Donnelly, D. L. McCann, J. Thornton, E.
Dugdale, Rt. Hn. John (W. Brmwch) McInnes, J. Timmons, J.
Ede, Rt. Hon. J. C. McKay, John (Wallsend) Ungoed-Thomas, Sir Lynn
Edelman, M. MacPherson, Malcolm (Stirling) Wade, D. W.
Edwards, Robert (Bilston) Mahon, Simon Watkins, T. E.
Evans, Edward (Lowestoft) Mallalieu, E. L. (Brigg) West, D. C.
Fletcher, Eric Mallalieu, J. P. W. (Huddersfd, E.) Wheeldon, W. E.
Foot, D. M. Mann, Mrs. Jean Willey, Frederick

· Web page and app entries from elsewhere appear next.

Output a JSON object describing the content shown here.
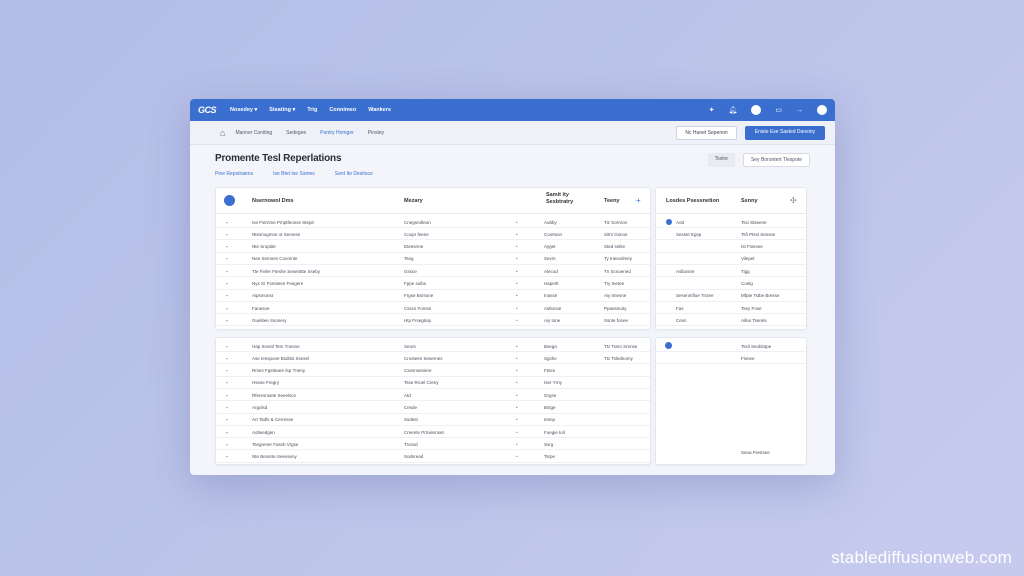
{
  "topbar": {
    "logo": "GCS",
    "nav": [
      "Nosedey ▾",
      "Steating ▾",
      "Trig",
      "Connimeo",
      "Wankers"
    ],
    "icons": [
      "pin-icon",
      "bell-icon",
      "avatar-icon",
      "monitor-icon",
      "arrow-icon",
      "user-icon"
    ]
  },
  "subbar": {
    "crumbs": [
      "Manner Coniting",
      "Sedegee",
      "Pontry Homger",
      "Pinstey"
    ],
    "btn_outline": "Nc Hanet Sepenon",
    "btn_primary": "Eniste Ese Sasted Dansiny"
  },
  "title": "Promente Tesl Reperlations",
  "title_buttons": [
    "Tsstre",
    "Sey Borontert Tlespote"
  ],
  "filters": [
    "Pine Repstraiens",
    "Ise Btet Ise Ssmes",
    "Sent Ite Desitoce"
  ],
  "left_header": {
    "col1": "Nsernowol Dms",
    "col2": "Mezary",
    "col3": "Samit ity\nSesbtratry",
    "col4": "Teeny"
  },
  "left_rows_top": [
    [
      "Ise Fstrnme Pmptfeonse Stepit",
      "Cnegsrolteon",
      "Aubby",
      "Tiz Sornron"
    ],
    [
      "Ntesnogmne ot Semese",
      "Coopr feene",
      "Cosrtosn",
      "Sitm Gsnoe"
    ],
    [
      "Nte Sroptite",
      "Eteesrme",
      "Ayget",
      "Sted selite"
    ],
    [
      "Nee Semnes Conmnte",
      "Tseg",
      "Sevrs",
      "Ty tnesodmey"
    ],
    [
      "Tte Fieler Fteshe Sesenttte Sseby",
      "Gssce",
      "Alecod",
      "Tn Scnoened"
    ],
    [
      "Nyx Sr Fsmiteen Feegere",
      "Fppe suibs",
      "Haperlt",
      "Try tnetee"
    ],
    [
      "Aipsmonst",
      "Frgse Bsntone",
      "Inasse",
      "Aiy tmesne"
    ],
    [
      "Fanesne",
      "Csscs Fomsn",
      "Astlonse",
      "Ppaesmoty"
    ],
    [
      "Guelitee Ssonery",
      "Htp Frsegtiop",
      "Aiy tone",
      "Ssnte fonee"
    ]
  ],
  "left_rows_bot": [
    [
      "Hap Snsstl Tem Tnesne",
      "Seors",
      "Bsega",
      "Ttz Tssm Srense"
    ],
    [
      "Ase Ienspone Bsditst Ssesel",
      "Crosteen Sesernes",
      "Sgshe",
      "Ttz Tsledeomy"
    ],
    [
      "Rmes Fgstteare Ilqr Tneny",
      "Csesnseniere",
      "Ftses"
    ],
    [
      "Hsese Fregry",
      "Tsse Rroel Creny",
      "Iser Yrny"
    ],
    [
      "Rferesnsete Seeelsce",
      "Atd",
      "Grgse"
    ],
    [
      "Argolsd",
      "Cesde",
      "Bstge"
    ],
    [
      "Art Tadls & Cerresse",
      "Ssdest",
      "Iesnp"
    ],
    [
      "Aolteedgen",
      "Creente Prtoiesnset",
      "Fuegie toil"
    ],
    [
      "Tsegrener Fassh Vrgse",
      "Trcesd",
      "Ssrg"
    ],
    [
      "Nte Beosrte Seesseny",
      "Sodsread",
      "Tsrpe"
    ]
  ],
  "right_header": {
    "col1": "Losdes Psessnetion",
    "col2": "Ssnny"
  },
  "right_rows_top": [
    [
      "Aott",
      "Tssi Stseene"
    ],
    [
      "Sesste Egsp",
      "Tsfi Ptsst Sensse"
    ],
    [
      "",
      "Ist Fsiesee"
    ],
    [
      "",
      "Vilepel"
    ],
    [
      "Aslbosne",
      "Tigg"
    ],
    [
      "",
      "Coelg"
    ],
    [
      "Sesenmfloe Trctee",
      "Mfpte Tstbe Bresse"
    ],
    [
      "Fas",
      "Tsey Fose"
    ],
    [
      "Cesn",
      "Aifeo Tserels"
    ]
  ],
  "right_rows_bot": [
    [
      "",
      "Tssil Seoblotpe"
    ],
    [
      "",
      "Fisnee"
    ],
    [
      "",
      "Sena Fiestsee"
    ]
  ],
  "watermark": "stablediffusionweb.com"
}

Forman, J. C. Mason, Roy Williams, David (Neath)
Fraser, Thomas (Hamilton) Mitchison, G. R. Williams, Rev. Llywelyn (Ab'tillery)

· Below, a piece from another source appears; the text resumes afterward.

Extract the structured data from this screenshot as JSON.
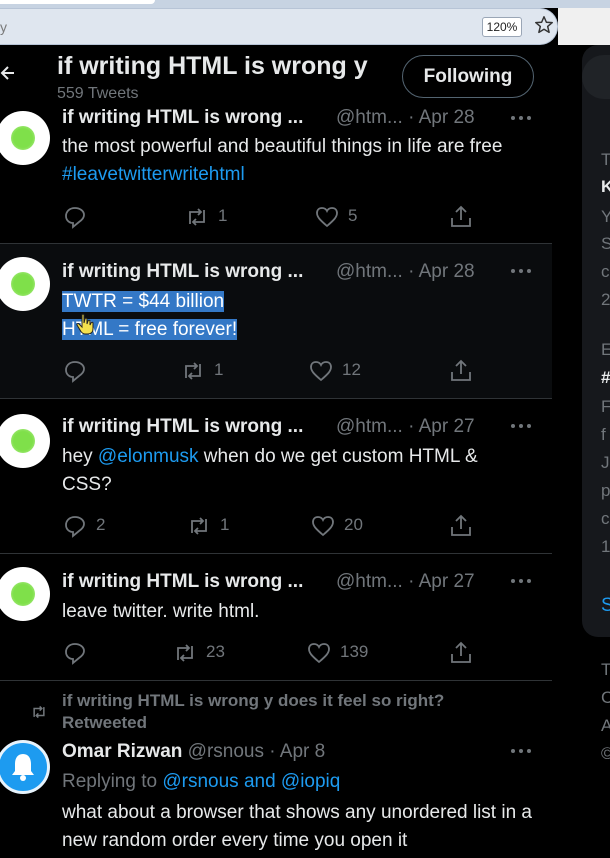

George, Lady Megan Lloyd (Car'then) Moody, A. S. Williams, Rt. Hon. T. (Don Valley)
Gibson, C. W. Moss, R. Williams, W. T. (Barons Court)
Gordon Walker, Rt. Hon. P. C. Moyle, A. Willis, Eustace (Edinburgh, E.)
Grenfell, Rt. Hon. D. R. Neal, Harold (Bolsover) Wilson, Rt. Hon. Harold (Huyton)
Grey, C. F. Noel-Baker, Francis (Swindon) Winterbottom, Richard
Grimond, J. Oram, A. E. Woodburn, Rt. Hon. A.
Hale, Leslie Oswald, T. Woof, R. E.
Hamilton, W. W. Owen, W. J.
Hannan, W. Padley, W. E. TELLERS FOR THE NOES:
Harrison, J. (Nottingham, N.) Paget, R. T. Mr. Pearson and Mr. Wilkins.